Saved data entries:
□ □ □ □ □

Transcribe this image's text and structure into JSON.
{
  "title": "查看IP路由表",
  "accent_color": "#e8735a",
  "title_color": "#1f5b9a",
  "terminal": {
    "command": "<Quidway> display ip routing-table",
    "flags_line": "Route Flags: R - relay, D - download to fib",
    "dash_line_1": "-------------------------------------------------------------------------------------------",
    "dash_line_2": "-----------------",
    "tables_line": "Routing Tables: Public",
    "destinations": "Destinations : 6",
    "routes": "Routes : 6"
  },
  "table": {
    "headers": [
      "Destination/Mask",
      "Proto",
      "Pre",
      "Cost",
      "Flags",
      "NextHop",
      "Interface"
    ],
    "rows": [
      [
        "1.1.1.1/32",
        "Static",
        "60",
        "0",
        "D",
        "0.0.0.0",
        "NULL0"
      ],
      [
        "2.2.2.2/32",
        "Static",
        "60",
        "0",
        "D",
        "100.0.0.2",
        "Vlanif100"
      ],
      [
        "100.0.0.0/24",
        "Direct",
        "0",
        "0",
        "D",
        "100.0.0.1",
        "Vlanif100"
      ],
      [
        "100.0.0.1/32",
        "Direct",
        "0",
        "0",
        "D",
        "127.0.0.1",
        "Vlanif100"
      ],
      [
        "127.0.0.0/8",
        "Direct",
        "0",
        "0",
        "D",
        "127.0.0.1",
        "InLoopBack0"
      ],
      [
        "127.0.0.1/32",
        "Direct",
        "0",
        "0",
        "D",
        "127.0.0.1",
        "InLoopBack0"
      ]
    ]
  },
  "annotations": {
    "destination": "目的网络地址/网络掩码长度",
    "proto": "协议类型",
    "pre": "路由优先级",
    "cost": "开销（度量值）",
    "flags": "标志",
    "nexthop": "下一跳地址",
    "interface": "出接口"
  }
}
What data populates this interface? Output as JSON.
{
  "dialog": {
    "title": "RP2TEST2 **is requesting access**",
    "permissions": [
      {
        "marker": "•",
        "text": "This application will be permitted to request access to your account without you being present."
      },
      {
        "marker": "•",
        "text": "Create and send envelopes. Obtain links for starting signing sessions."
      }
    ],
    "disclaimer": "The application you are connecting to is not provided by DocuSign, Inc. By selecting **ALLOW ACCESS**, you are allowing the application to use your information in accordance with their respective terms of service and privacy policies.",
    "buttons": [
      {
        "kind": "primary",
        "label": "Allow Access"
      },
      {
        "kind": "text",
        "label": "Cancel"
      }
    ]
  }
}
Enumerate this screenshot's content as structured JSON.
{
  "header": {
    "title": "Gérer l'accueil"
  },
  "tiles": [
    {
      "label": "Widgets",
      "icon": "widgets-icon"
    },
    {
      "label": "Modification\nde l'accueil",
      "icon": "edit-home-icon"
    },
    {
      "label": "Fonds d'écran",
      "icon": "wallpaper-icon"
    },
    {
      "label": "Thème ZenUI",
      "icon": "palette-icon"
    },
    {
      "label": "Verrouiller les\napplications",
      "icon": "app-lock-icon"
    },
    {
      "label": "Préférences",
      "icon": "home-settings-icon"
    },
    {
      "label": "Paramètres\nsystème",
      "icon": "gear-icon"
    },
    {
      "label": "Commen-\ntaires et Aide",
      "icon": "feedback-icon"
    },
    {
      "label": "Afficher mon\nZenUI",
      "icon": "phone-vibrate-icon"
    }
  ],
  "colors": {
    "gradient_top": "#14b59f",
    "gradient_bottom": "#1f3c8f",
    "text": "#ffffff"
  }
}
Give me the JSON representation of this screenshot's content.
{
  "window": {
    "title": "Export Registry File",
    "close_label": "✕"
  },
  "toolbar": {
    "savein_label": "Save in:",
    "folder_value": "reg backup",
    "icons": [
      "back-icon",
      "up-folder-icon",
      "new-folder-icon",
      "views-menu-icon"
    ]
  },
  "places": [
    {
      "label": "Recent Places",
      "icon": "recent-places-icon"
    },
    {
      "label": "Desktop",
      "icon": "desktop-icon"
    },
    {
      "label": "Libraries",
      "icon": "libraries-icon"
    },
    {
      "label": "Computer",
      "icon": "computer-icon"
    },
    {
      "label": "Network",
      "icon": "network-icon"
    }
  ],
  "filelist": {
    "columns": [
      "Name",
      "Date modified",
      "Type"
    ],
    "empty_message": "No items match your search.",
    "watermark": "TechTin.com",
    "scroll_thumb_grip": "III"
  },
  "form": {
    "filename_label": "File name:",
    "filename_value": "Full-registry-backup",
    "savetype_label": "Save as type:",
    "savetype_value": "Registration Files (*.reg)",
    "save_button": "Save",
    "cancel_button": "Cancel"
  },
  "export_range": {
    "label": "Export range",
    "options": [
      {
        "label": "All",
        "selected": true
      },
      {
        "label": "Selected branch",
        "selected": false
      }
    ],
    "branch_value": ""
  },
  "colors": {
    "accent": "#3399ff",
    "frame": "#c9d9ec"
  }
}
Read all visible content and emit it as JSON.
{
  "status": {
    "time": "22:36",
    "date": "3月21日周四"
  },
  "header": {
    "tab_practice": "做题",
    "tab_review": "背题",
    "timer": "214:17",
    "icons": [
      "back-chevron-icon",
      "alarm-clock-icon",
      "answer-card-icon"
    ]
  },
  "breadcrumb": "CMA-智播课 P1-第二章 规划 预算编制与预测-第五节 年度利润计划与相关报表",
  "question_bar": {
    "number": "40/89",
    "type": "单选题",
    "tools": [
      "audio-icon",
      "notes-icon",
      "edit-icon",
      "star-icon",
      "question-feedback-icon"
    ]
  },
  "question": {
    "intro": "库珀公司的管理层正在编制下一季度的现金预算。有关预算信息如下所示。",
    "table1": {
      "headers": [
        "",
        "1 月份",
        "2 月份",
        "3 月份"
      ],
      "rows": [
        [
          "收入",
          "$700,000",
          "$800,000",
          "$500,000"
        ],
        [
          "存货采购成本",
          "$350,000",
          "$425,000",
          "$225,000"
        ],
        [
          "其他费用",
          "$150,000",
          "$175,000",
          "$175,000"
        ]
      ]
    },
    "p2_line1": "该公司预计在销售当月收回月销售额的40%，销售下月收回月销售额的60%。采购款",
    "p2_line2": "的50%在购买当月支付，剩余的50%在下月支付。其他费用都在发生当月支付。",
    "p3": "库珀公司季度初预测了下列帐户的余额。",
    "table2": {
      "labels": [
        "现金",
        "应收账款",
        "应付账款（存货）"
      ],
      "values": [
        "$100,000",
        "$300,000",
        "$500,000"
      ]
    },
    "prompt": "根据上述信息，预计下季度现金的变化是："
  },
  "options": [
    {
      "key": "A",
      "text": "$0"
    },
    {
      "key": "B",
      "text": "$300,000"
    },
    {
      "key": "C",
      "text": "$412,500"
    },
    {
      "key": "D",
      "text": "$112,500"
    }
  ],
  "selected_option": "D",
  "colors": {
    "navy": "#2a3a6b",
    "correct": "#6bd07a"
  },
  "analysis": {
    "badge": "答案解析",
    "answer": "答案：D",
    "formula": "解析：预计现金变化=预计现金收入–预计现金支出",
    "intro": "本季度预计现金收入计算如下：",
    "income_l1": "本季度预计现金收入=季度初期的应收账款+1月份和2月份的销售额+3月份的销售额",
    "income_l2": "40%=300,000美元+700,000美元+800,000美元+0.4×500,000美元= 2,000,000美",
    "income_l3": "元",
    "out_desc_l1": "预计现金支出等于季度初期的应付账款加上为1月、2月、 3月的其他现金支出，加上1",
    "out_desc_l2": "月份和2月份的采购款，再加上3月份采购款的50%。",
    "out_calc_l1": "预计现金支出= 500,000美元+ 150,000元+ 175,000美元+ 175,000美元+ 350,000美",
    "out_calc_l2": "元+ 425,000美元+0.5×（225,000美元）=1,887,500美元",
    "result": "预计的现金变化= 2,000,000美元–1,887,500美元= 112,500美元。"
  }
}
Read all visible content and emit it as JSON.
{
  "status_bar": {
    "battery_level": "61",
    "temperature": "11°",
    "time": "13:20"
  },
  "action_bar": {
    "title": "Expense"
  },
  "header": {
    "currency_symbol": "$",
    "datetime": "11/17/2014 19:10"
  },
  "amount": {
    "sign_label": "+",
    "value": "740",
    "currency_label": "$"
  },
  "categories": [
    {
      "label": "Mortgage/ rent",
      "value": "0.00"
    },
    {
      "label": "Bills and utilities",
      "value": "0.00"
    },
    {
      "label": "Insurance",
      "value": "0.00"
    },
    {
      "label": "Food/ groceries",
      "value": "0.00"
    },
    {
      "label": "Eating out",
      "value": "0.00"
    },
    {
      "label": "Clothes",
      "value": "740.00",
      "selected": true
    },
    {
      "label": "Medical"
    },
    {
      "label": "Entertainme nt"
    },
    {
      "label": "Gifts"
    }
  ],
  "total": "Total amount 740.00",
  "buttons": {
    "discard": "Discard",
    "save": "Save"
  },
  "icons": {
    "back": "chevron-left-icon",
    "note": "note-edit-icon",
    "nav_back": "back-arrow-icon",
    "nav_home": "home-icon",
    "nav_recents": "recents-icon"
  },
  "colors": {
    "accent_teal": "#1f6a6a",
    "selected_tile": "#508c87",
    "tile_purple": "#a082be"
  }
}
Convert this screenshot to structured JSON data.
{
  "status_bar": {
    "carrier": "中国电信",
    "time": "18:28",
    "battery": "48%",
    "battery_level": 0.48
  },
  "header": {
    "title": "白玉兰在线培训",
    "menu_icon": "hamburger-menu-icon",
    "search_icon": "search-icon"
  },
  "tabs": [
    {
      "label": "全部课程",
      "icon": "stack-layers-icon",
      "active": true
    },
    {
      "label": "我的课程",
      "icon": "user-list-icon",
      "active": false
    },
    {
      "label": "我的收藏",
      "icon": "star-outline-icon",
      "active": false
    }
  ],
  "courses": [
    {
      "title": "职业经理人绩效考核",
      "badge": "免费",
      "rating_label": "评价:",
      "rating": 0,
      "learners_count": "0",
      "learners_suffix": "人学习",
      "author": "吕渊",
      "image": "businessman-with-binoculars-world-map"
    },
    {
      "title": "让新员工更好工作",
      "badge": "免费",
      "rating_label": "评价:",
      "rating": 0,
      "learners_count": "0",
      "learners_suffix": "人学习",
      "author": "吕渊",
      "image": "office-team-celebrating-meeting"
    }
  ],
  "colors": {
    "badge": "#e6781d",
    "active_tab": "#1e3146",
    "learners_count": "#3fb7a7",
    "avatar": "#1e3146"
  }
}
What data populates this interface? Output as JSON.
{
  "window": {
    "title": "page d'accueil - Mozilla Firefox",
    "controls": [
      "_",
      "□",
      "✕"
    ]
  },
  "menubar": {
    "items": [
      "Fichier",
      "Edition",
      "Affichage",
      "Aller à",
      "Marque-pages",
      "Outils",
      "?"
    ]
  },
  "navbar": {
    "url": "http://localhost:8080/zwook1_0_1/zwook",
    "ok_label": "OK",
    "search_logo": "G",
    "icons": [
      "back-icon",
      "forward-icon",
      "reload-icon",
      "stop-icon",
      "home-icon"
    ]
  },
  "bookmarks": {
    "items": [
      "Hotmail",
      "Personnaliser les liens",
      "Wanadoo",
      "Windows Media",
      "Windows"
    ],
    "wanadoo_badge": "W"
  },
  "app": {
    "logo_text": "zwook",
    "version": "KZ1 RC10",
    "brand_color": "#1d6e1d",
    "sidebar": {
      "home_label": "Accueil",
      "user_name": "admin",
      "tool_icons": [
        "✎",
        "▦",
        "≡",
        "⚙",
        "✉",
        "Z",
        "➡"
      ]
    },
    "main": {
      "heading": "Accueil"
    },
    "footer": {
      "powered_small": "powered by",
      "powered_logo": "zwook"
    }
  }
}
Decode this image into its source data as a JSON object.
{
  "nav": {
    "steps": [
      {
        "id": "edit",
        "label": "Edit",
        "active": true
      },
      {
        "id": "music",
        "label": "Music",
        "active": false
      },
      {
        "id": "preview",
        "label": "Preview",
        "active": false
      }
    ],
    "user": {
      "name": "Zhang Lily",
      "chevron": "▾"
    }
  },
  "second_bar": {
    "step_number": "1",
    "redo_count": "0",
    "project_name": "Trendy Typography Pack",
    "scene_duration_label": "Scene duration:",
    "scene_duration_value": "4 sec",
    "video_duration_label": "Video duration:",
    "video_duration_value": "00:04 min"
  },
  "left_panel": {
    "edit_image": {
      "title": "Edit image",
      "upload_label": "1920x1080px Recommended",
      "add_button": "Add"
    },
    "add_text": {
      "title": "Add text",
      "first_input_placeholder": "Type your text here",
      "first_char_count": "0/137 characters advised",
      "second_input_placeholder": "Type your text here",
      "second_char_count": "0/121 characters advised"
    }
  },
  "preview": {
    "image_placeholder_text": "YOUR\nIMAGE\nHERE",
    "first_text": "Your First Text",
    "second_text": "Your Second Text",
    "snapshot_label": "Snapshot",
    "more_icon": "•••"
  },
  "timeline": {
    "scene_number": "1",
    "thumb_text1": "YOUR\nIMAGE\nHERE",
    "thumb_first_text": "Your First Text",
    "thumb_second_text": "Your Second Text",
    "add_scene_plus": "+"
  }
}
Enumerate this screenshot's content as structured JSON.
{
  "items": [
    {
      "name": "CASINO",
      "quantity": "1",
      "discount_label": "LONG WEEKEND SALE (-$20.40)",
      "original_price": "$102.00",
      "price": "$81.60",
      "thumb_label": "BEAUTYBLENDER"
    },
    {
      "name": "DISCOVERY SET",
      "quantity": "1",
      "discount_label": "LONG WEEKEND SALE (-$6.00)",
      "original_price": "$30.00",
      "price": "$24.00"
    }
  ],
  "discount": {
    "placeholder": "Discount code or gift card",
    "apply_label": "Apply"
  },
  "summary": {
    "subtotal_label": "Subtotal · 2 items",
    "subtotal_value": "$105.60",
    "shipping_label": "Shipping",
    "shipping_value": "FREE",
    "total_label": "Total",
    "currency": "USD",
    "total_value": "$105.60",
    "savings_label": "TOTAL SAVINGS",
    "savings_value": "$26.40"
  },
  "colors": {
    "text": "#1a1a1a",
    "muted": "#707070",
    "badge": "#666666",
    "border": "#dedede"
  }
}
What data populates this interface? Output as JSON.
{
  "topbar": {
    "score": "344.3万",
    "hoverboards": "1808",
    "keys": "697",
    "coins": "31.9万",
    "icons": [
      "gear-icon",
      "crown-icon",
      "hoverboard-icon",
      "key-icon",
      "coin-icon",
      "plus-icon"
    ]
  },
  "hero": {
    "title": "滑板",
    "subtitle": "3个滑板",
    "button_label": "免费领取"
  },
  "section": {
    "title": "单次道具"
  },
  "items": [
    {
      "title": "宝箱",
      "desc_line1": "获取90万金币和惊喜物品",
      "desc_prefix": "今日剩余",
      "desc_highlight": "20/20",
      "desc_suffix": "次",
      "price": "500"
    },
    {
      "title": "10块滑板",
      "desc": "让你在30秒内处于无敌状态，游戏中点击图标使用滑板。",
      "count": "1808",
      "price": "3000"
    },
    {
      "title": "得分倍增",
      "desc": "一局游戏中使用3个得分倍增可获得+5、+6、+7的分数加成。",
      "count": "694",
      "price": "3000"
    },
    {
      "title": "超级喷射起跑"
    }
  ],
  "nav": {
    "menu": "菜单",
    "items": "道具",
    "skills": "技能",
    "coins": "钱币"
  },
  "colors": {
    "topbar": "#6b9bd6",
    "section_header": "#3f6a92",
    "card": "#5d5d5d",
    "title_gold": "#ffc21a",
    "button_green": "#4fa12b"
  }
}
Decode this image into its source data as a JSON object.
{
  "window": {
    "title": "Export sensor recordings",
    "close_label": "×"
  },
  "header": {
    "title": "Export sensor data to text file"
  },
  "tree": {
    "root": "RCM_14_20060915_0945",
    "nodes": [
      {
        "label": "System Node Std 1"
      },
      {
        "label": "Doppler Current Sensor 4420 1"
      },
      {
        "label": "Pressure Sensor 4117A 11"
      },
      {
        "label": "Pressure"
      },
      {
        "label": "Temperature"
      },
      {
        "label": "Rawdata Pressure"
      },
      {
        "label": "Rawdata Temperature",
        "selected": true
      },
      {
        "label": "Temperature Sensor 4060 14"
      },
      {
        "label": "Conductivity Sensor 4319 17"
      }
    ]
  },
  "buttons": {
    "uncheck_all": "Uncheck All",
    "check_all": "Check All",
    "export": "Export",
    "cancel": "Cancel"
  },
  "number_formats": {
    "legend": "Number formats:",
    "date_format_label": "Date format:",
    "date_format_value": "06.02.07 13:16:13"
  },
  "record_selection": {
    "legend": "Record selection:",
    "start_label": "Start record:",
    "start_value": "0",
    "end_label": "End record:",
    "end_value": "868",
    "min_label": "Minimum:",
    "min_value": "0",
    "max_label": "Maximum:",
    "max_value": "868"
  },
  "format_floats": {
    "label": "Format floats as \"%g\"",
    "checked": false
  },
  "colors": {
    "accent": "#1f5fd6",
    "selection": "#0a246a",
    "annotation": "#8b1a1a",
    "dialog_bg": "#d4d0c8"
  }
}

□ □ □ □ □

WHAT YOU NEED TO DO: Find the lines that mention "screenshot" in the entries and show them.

FINISHED TASK:
Enumerate this screenshot's content as structured JSON.
Give me the JSON representation of this screenshot's content.
Convert this screenshot to structured JSON data.
Enumerate this screenshot's content as structured JSON.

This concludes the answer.